The basis of competition is changing. Are you prepared? Rivalry is shifting from well-defined industries that deliver clear products and services to broader ecosystems that deliver expansive value propositions: from cars to mobility solutions; from banking to fintech platforms; from pharmacies to health management centers; from production lines to intelligent factories. Industry boundaries are collapsing everywhere you look, and the trend is accelerating.
Today’s leaders are already wakeful, even to the point of insomnia. For many, however, wakefulness has added confusion rather than clarity. Why? Because as competition has spilled beyond traditional boundaries, their strategic challenges no longer fit within their strategic frameworks.
Classic disruption was industry disruption. Modern disruption is ecosystem disruption. Ecosystem disruption occurs when the introduction of new value propositions impacts competition across industries, erasing boundaries and overturning structure. Traditional rivals pursued the same prize with clear winners and losers; today’s challengers are pursuing different goals and focusing on different metrics as they wage their attacks.

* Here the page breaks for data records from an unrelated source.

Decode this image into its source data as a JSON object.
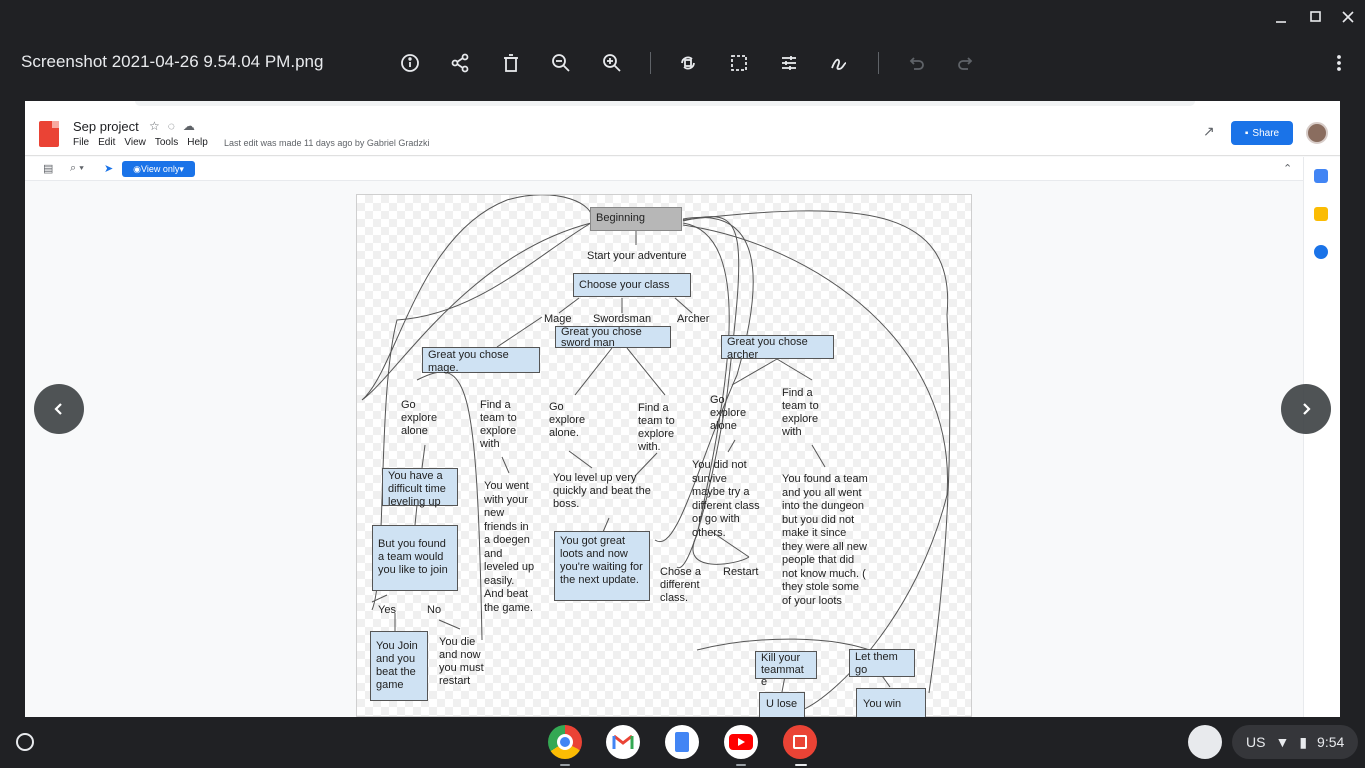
{
  "viewer": {
    "filename": "Screenshot 2021-04-26 9.54.04 PM.png",
    "toolbar_icons": [
      "info-icon",
      "share-icon",
      "delete-icon",
      "zoom-out-icon",
      "zoom-in-icon",
      "rotate-icon",
      "crop-icon",
      "adjust-icon",
      "annotate-icon",
      "undo-icon",
      "redo-icon",
      "more-icon"
    ]
  },
  "doc": {
    "name": "Sep project",
    "menu": [
      "File",
      "Edit",
      "View",
      "Tools",
      "Help"
    ],
    "last_edit": "Last edit was made 11 days ago by Gabriel Gradzki",
    "share_label": "Share",
    "view_only_label": "View only"
  },
  "diagram": {
    "beginning": "Beginning",
    "start": "Start your adventure",
    "choose": "Choose your class",
    "mage": "Mage",
    "swordsman": "Swordsman",
    "archer": "Archer",
    "great_mage": "Great you chose mage.",
    "great_sword": "Great you chose sword man",
    "great_archer": "Great you chose archer",
    "go_alone_1": "Go explore alone",
    "find_team_1": "Find a team to explore with",
    "go_alone_2": "Go explore alone.",
    "find_team_2": "Find a team to explore with.",
    "go_alone_3": "Go explore alone",
    "find_team_3": "Find a team to explore with",
    "difficult": "You have a difficult time leveling up",
    "went_friends": "You went with your new friends in a doegen and leveled up easily. And beat the game.",
    "level_up": "You level up very quickly and beat the boss.",
    "not_survive": "You did not survive maybe try a different class or go with others.",
    "found_team_all": "You found a team and you all went into the dungeon but you did not make it since they were all new people that did not know much. ( they stole some of your loots",
    "found_team_join": "But you found a team would you like to join",
    "great_loots": "You got great loots and now you're waiting for the next update.",
    "chose_diff": "Chose a different class.",
    "restart": "Restart",
    "yes": "Yes",
    "no": "No",
    "join_beat": "You Join and you beat the game",
    "die_restart": "You die and now you must restart",
    "kill_teammate": "Kill your teammat e",
    "let_go": "Let them go",
    "you_lose": "U lose",
    "you_win": "You win"
  },
  "shelf": {
    "apps": [
      "chrome-icon",
      "gmail-icon",
      "docs-icon",
      "youtube-icon",
      "gallery-icon"
    ],
    "ime": "US",
    "time": "9:54"
  },
  "colors": {
    "node_fill": "#cfe2f3",
    "accent": "#1a73e8",
    "dark_bg": "#202124"
  }
}
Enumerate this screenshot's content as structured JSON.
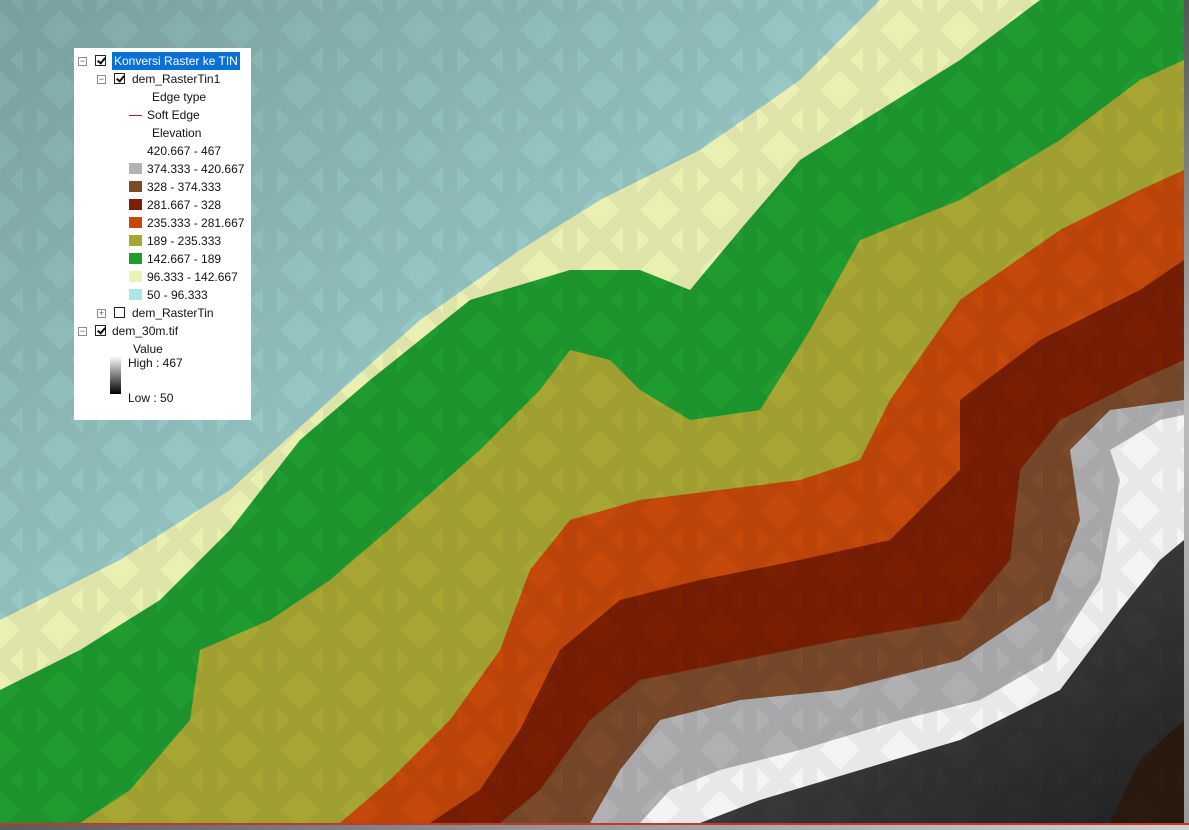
{
  "toc": {
    "group": {
      "label": "Konversi Raster ke TIN",
      "checked": true,
      "expanded": true,
      "selected": true
    },
    "layers": [
      {
        "name": "dem_RasterTin1",
        "checked": true,
        "expanded": true,
        "edge_heading": "Edge type",
        "edge_item": {
          "label": "Soft Edge",
          "color": "#b01e2e"
        },
        "elevation_heading": "Elevation",
        "classes": [
          {
            "label": "420.667 - 467",
            "color": "#ffffff"
          },
          {
            "label": "374.333 - 420.667",
            "color": "#b3b3b5"
          },
          {
            "label": "328 - 374.333",
            "color": "#7a4a2b"
          },
          {
            "label": "281.667 - 328",
            "color": "#7a1e04"
          },
          {
            "label": "235.333 - 281.667",
            "color": "#c4480a"
          },
          {
            "label": "189 - 235.333",
            "color": "#a8a633"
          },
          {
            "label": "142.667 - 189",
            "color": "#1f9b2f"
          },
          {
            "label": "96.333 - 142.667",
            "color": "#ecf2b3"
          },
          {
            "label": "50 - 96.333",
            "color": "#ace8e3"
          }
        ]
      },
      {
        "name": "dem_RasterTin",
        "checked": false,
        "expanded": false
      },
      {
        "name": "dem_30m.tif",
        "checked": true,
        "expanded": true,
        "value_heading": "Value",
        "high_label": "High : 467",
        "low_label": "Low : 50"
      }
    ]
  }
}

Traditional rivals focused on their own execution to gain advantage in cost and quality; today’s challengers assemble new sets of partners to create value in ways no individual firm could hope to deliver.
Ecosystem disruptors are not just adding competition, they are redefining the foundations of competition: they are changing the game. Whether you are attacking new markets, or trying to repel these attacks where you live, you need a new perspective on competition, growth, and leverage. Success is no longer simply about “winning,” but about making sure that you are winning the right game.

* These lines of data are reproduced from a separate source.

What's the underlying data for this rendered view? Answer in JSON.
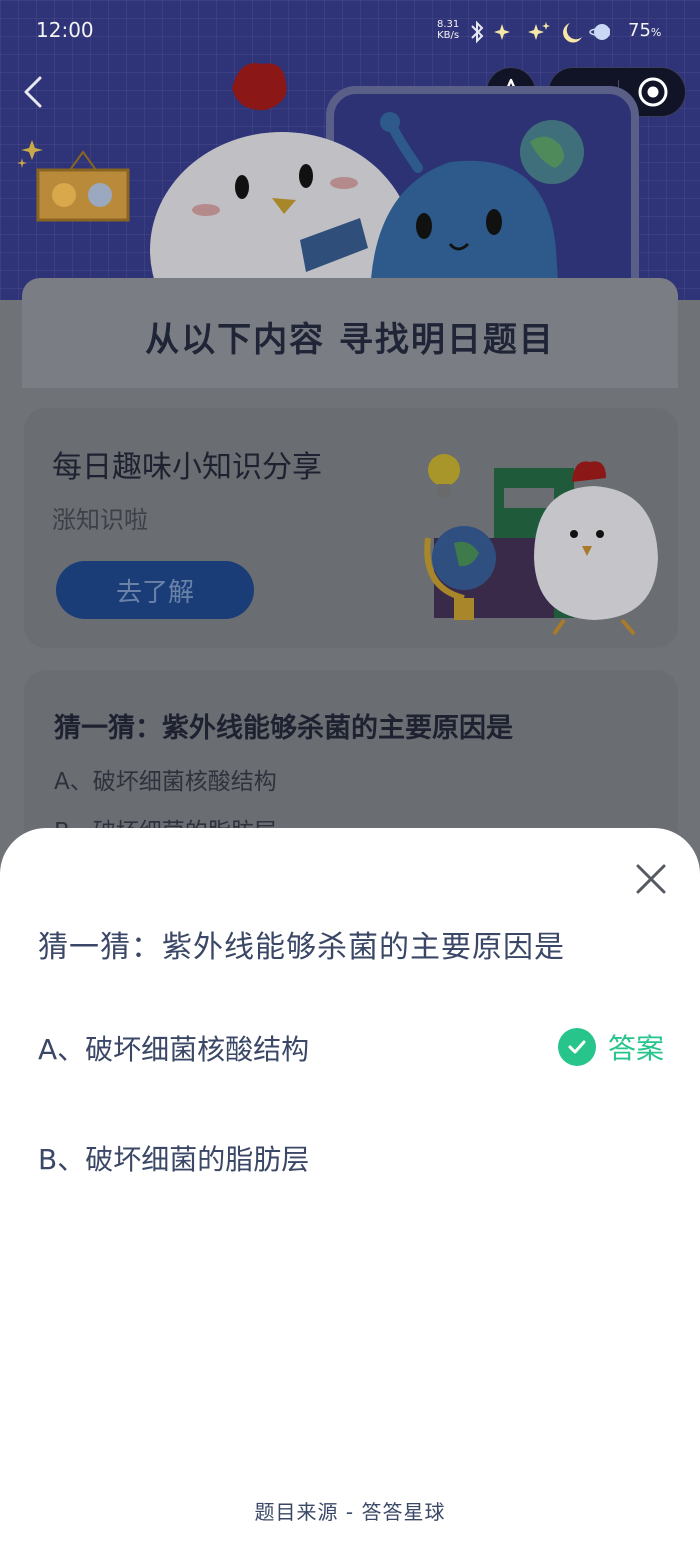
{
  "status_bar": {
    "time": "12:00",
    "net_speed_value": "8.31",
    "net_speed_unit": "KB/s",
    "battery": "75",
    "battery_unit": "%"
  },
  "nav": {
    "back_icon": "chevron-left-icon",
    "star_icon": "star-icon",
    "more_icon": "more-dots-icon",
    "close_icon": "target-close-icon"
  },
  "banner": {
    "title": "从以下内容  寻找明日题目"
  },
  "knowledge_card": {
    "title": "每日趣味小知识分享",
    "subtitle": "涨知识啦",
    "button_label": "去了解"
  },
  "quiz_card": {
    "question": "猜一猜：紫外线能够杀菌的主要原因是",
    "option_a": "A、破坏细菌核酸结构",
    "option_b": "B、破坏细菌的脂肪层"
  },
  "sheet": {
    "question": "猜一猜：紫外线能够杀菌的主要原因是",
    "options": [
      {
        "text": "A、破坏细菌核酸结构",
        "is_answer": true
      },
      {
        "text": "B、破坏细菌的脂肪层",
        "is_answer": false
      }
    ],
    "answer_label": "答案",
    "footer": "题目来源 - 答答星球"
  },
  "colors": {
    "accent_green": "#27c48c",
    "text_primary": "#3b4766",
    "button_blue": "#1a3d78"
  }
}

At its heart, ecosystem strategy is about partner alignment. Customer insight and great execution are the necessary but no longer sufficient drivers of success. As delivering your value propositions has become more dependent on collaboration, finding ways to align your partners has moved to center stage. In industries, working with partners meant mastering supply chains and distribution channels—everyone understood their role and position. In ecosystems, the challenge is aligning critical partners whose vision of who-does-what may vary dramatically from your own.
This means that the notion of winning itself must become more nuanced. Winners in industries dominate at the top. Winners in ecosystems can create and capture value from a variety of positions, and choosing where to play is just as important as what, how, and when to play.
For startups, getting these questions wrong manifests as painful pivots—attempts to reposition themselves in the market, not understanding that the key to success is not a different value proposition but rather a better approach to aligning the partners that will give life to their offer. For large corporations, it manifests as endless pilots—attempts at creating new value that succeed in their test-site demonstrations, but fail in the commercial market when partners refuse to scale on the terms you had envisioned. For all organizations, the result is hard work, by good people, that never gains the traction it deserves.
More broadly, we have entered an era that calls for organizations to approach their value creation holistically. The rise of stakeholder capitalism compels firms to recognize their roles and responsibilities in their communities and society at large. Rising to meet this challenge, and turning this requirement into an opportunity, demands an ecosystem-based approach.
Organizations differ in their specifics. For this reason, answers regarding strategy are rarely right or wrong in a universal sense—a strategy that is great for one organization may be disastrous for another. Strategies very clearly are, however, better or worse in terms of consistency and fit. What matters then is crafting strategy that suits your firm, and communicating it persuasively enough to drive coherent action across the organization.
Everyone is playing to win—the key is to be sure you are trying to win the right game.